Elsewhere in Europe, Brexit continued to complicate UK-Spanish relations with the question of Gibraltar (which also voted overwhelmingly to remain in the EU). In 2020, Spanish military incursions into British territory around Gibraltar, threatened ‘the prospect of a direct military confrontation between the two NATO allies.’ Later in 2020, the status of post-Brexit Gibraltar was settled separately and bilaterally between the UK and Spain. The result effectively puts Gibraltar in the Schengen passport-free area under the auspices of Spain, moving the physical border around the Rock to the airport and seaport, and Gibraltar will apply EU duties and trade tariffs. This has been characterised as ‘the biggest shift in Spanish-Gibraltarian bilateral relations since Gibraltar was ceded to Britain in 1713 during the War of Spanish Succession.’ Such re-locating of the boundaries of sovereignty is yet another consequence of the UK’s role change driven by its own sovereignty concerns.
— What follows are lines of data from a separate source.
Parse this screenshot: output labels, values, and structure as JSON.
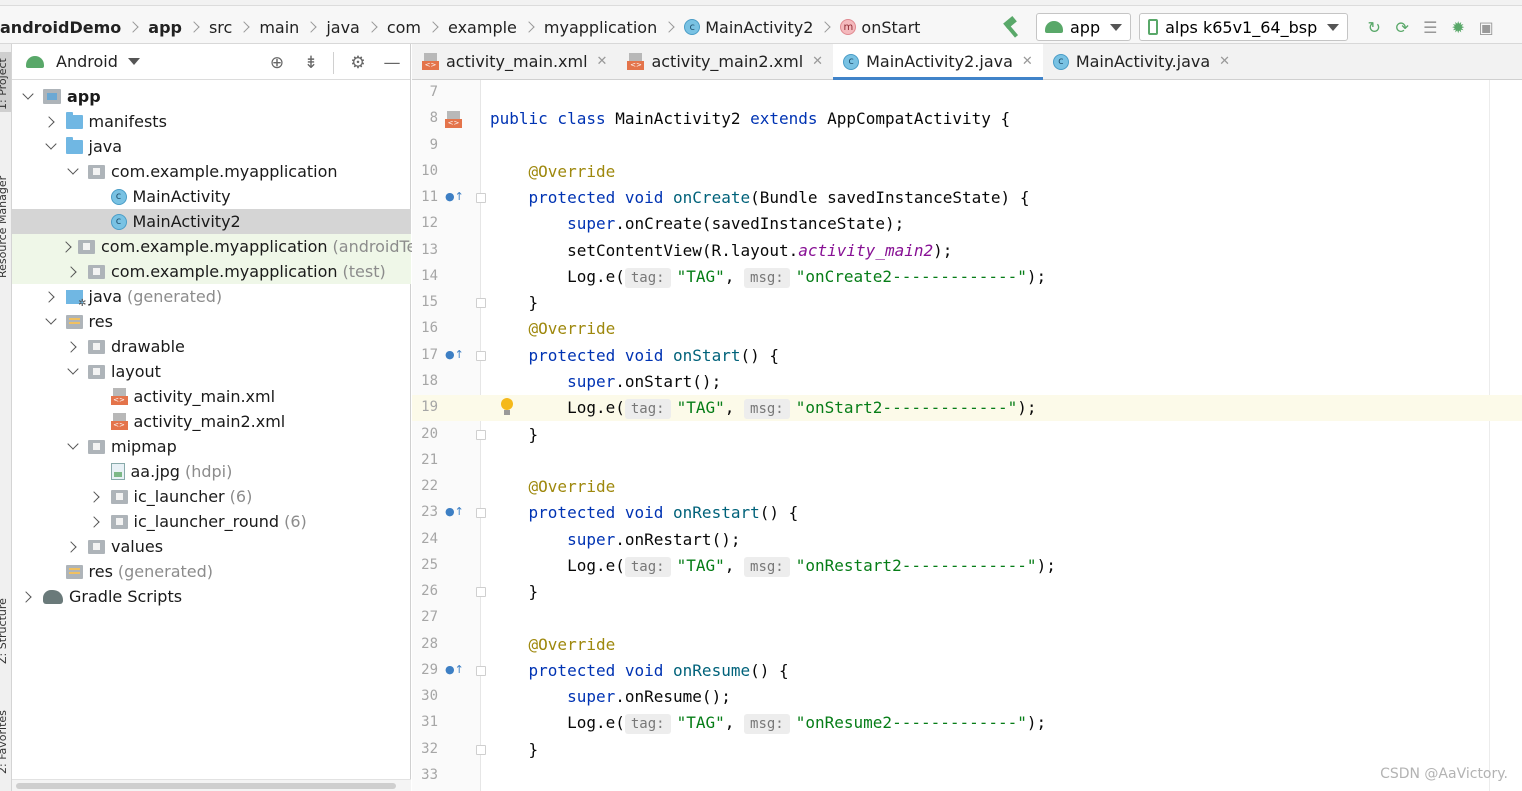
{
  "breadcrumb": {
    "items": [
      {
        "label": "androidDemo",
        "bold": true
      },
      {
        "label": "app",
        "bold": true
      },
      {
        "label": "src"
      },
      {
        "label": "main"
      },
      {
        "label": "java"
      },
      {
        "label": "com"
      },
      {
        "label": "example"
      },
      {
        "label": "myapplication"
      },
      {
        "label": "MainActivity2",
        "icon": "class-icon"
      },
      {
        "label": "onStart",
        "icon": "method-icon"
      }
    ]
  },
  "toolbar": {
    "config_label": "app",
    "device_label": "alps k65v1_64_bsp"
  },
  "side_strip": {
    "project_label": "1: Project",
    "resource_label": "Resource Manager",
    "structure_label": "Z: Structure",
    "favorites_label": "2: Favorites"
  },
  "project_panel": {
    "view_label": "Android",
    "tree": [
      {
        "label": "app",
        "depth": 0,
        "expand": "down",
        "icon": "module",
        "bold": true
      },
      {
        "label": "manifests",
        "depth": 1,
        "expand": "right",
        "icon": "folder-blue"
      },
      {
        "label": "java",
        "depth": 1,
        "expand": "down",
        "icon": "folder-blue"
      },
      {
        "label": "com.example.myapplication",
        "depth": 2,
        "expand": "down",
        "icon": "package"
      },
      {
        "label": "MainActivity",
        "depth": 3,
        "expand": "none",
        "icon": "class"
      },
      {
        "label": "MainActivity2",
        "depth": 3,
        "expand": "none",
        "icon": "class",
        "selected": true
      },
      {
        "label": "com.example.myapplication",
        "suffix": "(androidTest)",
        "depth": 2,
        "expand": "right",
        "icon": "package",
        "green": true
      },
      {
        "label": "com.example.myapplication",
        "suffix": "(test)",
        "depth": 2,
        "expand": "right",
        "icon": "package",
        "green": true
      },
      {
        "label": "java",
        "suffix": "(generated)",
        "depth": 1,
        "expand": "right",
        "icon": "generated"
      },
      {
        "label": "res",
        "depth": 1,
        "expand": "down",
        "icon": "res"
      },
      {
        "label": "drawable",
        "depth": 2,
        "expand": "right",
        "icon": "package"
      },
      {
        "label": "layout",
        "depth": 2,
        "expand": "down",
        "icon": "package"
      },
      {
        "label": "activity_main.xml",
        "depth": 3,
        "expand": "none",
        "icon": "xml"
      },
      {
        "label": "activity_main2.xml",
        "depth": 3,
        "expand": "none",
        "icon": "xml"
      },
      {
        "label": "mipmap",
        "depth": 2,
        "expand": "down",
        "icon": "package"
      },
      {
        "label": "aa.jpg",
        "suffix": "(hdpi)",
        "depth": 3,
        "expand": "none",
        "icon": "image"
      },
      {
        "label": "ic_launcher",
        "suffix": "(6)",
        "depth": 3,
        "expand": "right",
        "icon": "package"
      },
      {
        "label": "ic_launcher_round",
        "suffix": "(6)",
        "depth": 3,
        "expand": "right",
        "icon": "package"
      },
      {
        "label": "values",
        "depth": 2,
        "expand": "right",
        "icon": "package"
      },
      {
        "label": "res",
        "suffix": "(generated)",
        "depth": 1,
        "expand": "none",
        "icon": "res"
      },
      {
        "label": "Gradle Scripts",
        "depth": 0,
        "expand": "right",
        "icon": "gradle"
      }
    ]
  },
  "editor": {
    "tabs": [
      {
        "label": "activity_main.xml",
        "icon": "xml"
      },
      {
        "label": "activity_main2.xml",
        "icon": "xml"
      },
      {
        "label": "MainActivity2.java",
        "icon": "class",
        "active": true
      },
      {
        "label": "MainActivity.java",
        "icon": "class"
      }
    ],
    "current_line": 19,
    "lines": [
      {
        "n": 7,
        "tokens": []
      },
      {
        "n": 8,
        "tokens": [
          [
            "kw",
            "public class "
          ],
          [
            "t",
            "MainActivity2 "
          ],
          [
            "kw",
            "extends "
          ],
          [
            "t",
            "AppCompatActivity {"
          ]
        ],
        "marker": "xml"
      },
      {
        "n": 9,
        "tokens": []
      },
      {
        "n": 10,
        "tokens": [
          [
            "t",
            "    "
          ],
          [
            "ann",
            "@Override"
          ]
        ]
      },
      {
        "n": 11,
        "tokens": [
          [
            "t",
            "    "
          ],
          [
            "kw",
            "protected void "
          ],
          [
            "mth",
            "onCreate"
          ],
          [
            "t",
            "(Bundle savedInstanceState) {"
          ]
        ],
        "marker": "override",
        "fold": true
      },
      {
        "n": 12,
        "tokens": [
          [
            "t",
            "        "
          ],
          [
            "kw",
            "super"
          ],
          [
            "t",
            ".onCreate(savedInstanceState);"
          ]
        ]
      },
      {
        "n": 13,
        "tokens": [
          [
            "t",
            "        setContentView(R.layout."
          ],
          [
            "fld",
            "activity_main2"
          ],
          [
            "t",
            ");"
          ]
        ]
      },
      {
        "n": 14,
        "tokens": [
          [
            "t",
            "        Log."
          ],
          [
            "t",
            "e("
          ],
          [
            "hint",
            "tag:"
          ],
          [
            "str",
            "\"TAG\""
          ],
          [
            "t",
            ", "
          ],
          [
            "hint",
            "msg:"
          ],
          [
            "str",
            "\"onCreate2-------------\""
          ],
          [
            "t",
            ");"
          ]
        ]
      },
      {
        "n": 15,
        "tokens": [
          [
            "t",
            "    }"
          ]
        ],
        "fold": true
      },
      {
        "n": 16,
        "tokens": [
          [
            "t",
            "    "
          ],
          [
            "ann",
            "@Override"
          ]
        ]
      },
      {
        "n": 17,
        "tokens": [
          [
            "t",
            "    "
          ],
          [
            "kw",
            "protected void "
          ],
          [
            "mth",
            "onStart"
          ],
          [
            "t",
            "() {"
          ]
        ],
        "marker": "override",
        "fold": true
      },
      {
        "n": 18,
        "tokens": [
          [
            "t",
            "        "
          ],
          [
            "kw",
            "super"
          ],
          [
            "t",
            ".onStart();"
          ]
        ]
      },
      {
        "n": 19,
        "tokens": [
          [
            "t",
            "        Log."
          ],
          [
            "t",
            "e("
          ],
          [
            "hint",
            "tag:"
          ],
          [
            "str",
            "\"TAG\""
          ],
          [
            "t",
            ", "
          ],
          [
            "hint",
            "msg:"
          ],
          [
            "str",
            "\"onStart2-------------\""
          ],
          [
            "t",
            ");"
          ]
        ],
        "bulb": true
      },
      {
        "n": 20,
        "tokens": [
          [
            "t",
            "    }"
          ]
        ],
        "fold": true
      },
      {
        "n": 21,
        "tokens": []
      },
      {
        "n": 22,
        "tokens": [
          [
            "t",
            "    "
          ],
          [
            "ann",
            "@Override"
          ]
        ]
      },
      {
        "n": 23,
        "tokens": [
          [
            "t",
            "    "
          ],
          [
            "kw",
            "protected void "
          ],
          [
            "mth",
            "onRestart"
          ],
          [
            "t",
            "() {"
          ]
        ],
        "marker": "override",
        "fold": true
      },
      {
        "n": 24,
        "tokens": [
          [
            "t",
            "        "
          ],
          [
            "kw",
            "super"
          ],
          [
            "t",
            ".onRestart();"
          ]
        ]
      },
      {
        "n": 25,
        "tokens": [
          [
            "t",
            "        Log."
          ],
          [
            "t",
            "e("
          ],
          [
            "hint",
            "tag:"
          ],
          [
            "str",
            "\"TAG\""
          ],
          [
            "t",
            ", "
          ],
          [
            "hint",
            "msg:"
          ],
          [
            "str",
            "\"onRestart2-------------\""
          ],
          [
            "t",
            ");"
          ]
        ]
      },
      {
        "n": 26,
        "tokens": [
          [
            "t",
            "    }"
          ]
        ],
        "fold": true
      },
      {
        "n": 27,
        "tokens": []
      },
      {
        "n": 28,
        "tokens": [
          [
            "t",
            "    "
          ],
          [
            "ann",
            "@Override"
          ]
        ]
      },
      {
        "n": 29,
        "tokens": [
          [
            "t",
            "    "
          ],
          [
            "kw",
            "protected void "
          ],
          [
            "mth",
            "onResume"
          ],
          [
            "t",
            "() {"
          ]
        ],
        "marker": "override",
        "fold": true
      },
      {
        "n": 30,
        "tokens": [
          [
            "t",
            "        "
          ],
          [
            "kw",
            "super"
          ],
          [
            "t",
            ".onResume();"
          ]
        ]
      },
      {
        "n": 31,
        "tokens": [
          [
            "t",
            "        Log."
          ],
          [
            "t",
            "e("
          ],
          [
            "hint",
            "tag:"
          ],
          [
            "str",
            "\"TAG\""
          ],
          [
            "t",
            ", "
          ],
          [
            "hint",
            "msg:"
          ],
          [
            "str",
            "\"onResume2-------------\""
          ],
          [
            "t",
            ");"
          ]
        ]
      },
      {
        "n": 32,
        "tokens": [
          [
            "t",
            "    }"
          ]
        ],
        "fold": true
      },
      {
        "n": 33,
        "tokens": []
      }
    ]
  },
  "watermark": "CSDN @AaVictory."
}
More globally, UK sovereignty claims over the Chagos Islands (also known as British Indian Ocean Territory) have similarly suffered post-Brexit setbacks. In 2019, the International Court of Justice, siding with Mauritius, issued an advisory opinion that the UK was violating international law with its sovereign claims in the archipelago. In 2021, a UN maritime court confirmed the ICJ ruling and a similar non-binding vote in the UN General Assembly. In response, the UK re-asserted its sovereign claims over the territory, despite ‘a growing international consensus that Britain should complete the process of decolonisation immediately’.
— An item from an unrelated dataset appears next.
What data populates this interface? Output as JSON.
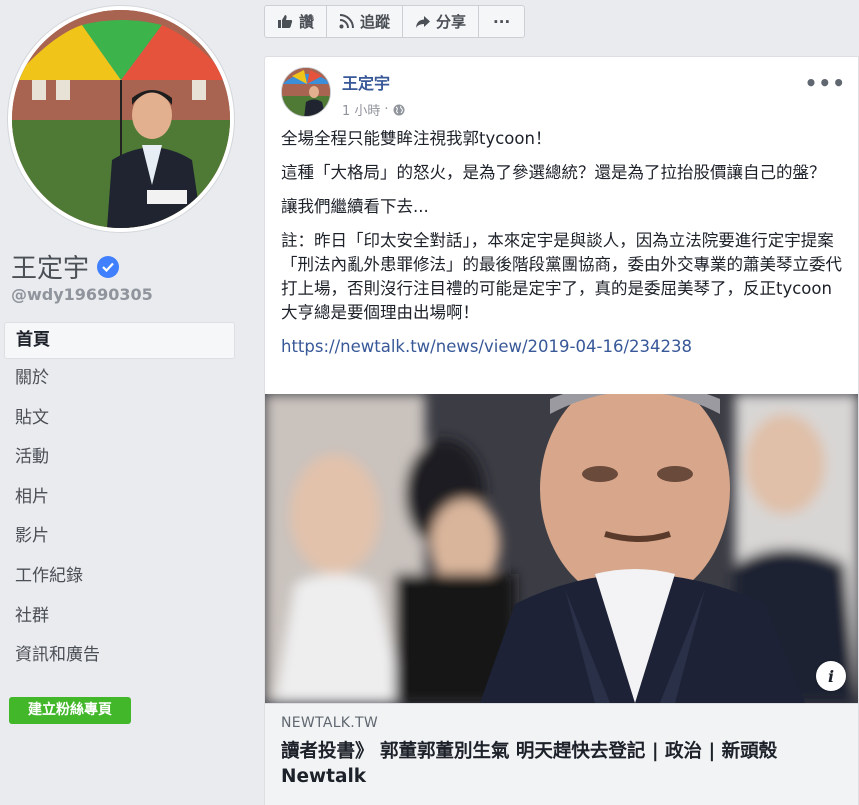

Argentina has also used Brexit and its focus on sovereignty to continue challenging UK control over the Malvinas/Falkland Islands. This initiative strengthened when the islands were left out of the EU-UK final trade agreement, on EU insistence that the UK could not negotiate for overseas territories. It has been reported that ‘Argentine diplomats now believe there is a good chance talks over the almost two centuries-long dispute could resume.’ Some speculate that France, Spain, Italy, and Portugal may be ready to lend their support to Argentina’s positions, just as European states abandoned their support for UK control over the Chagos Islands.
Both the Chagos Islands and the Argentina case starkly illustrate sovereignty concerns on the broader international level. The sentiment among many is that any UK role change should not threaten a return to outdated and immoral notions of sovereignty that fuelled UK colonialism during its imperial exploits. Rather, some states see Brexit as an opportunity to reverse those historical consequences. The ramifications of Brexit also extend globally not simply because of its impact on international trade, but because the act of Brexiting has tugged at the prevailing norms of sovereignty, the very fabric from which states construct their various international roles. In this light, the great European experiment that pools sovereignty is being challenged by Brexit, threatening to unravel key features of the Liberal Order.
Almost five years after the Brexit vote, it is clear that the UK role change which was initiated by the referendum is still unfolding on the world stage, implicating the roles of other international actors and raising sovereignty issues both in the UK and globally. While the final act of this play has yet to be written, with new plot twists still emerging, role theory captures well the ongoing drafting and re-drafting of the Brexit script.
Further Reading on E-International Relations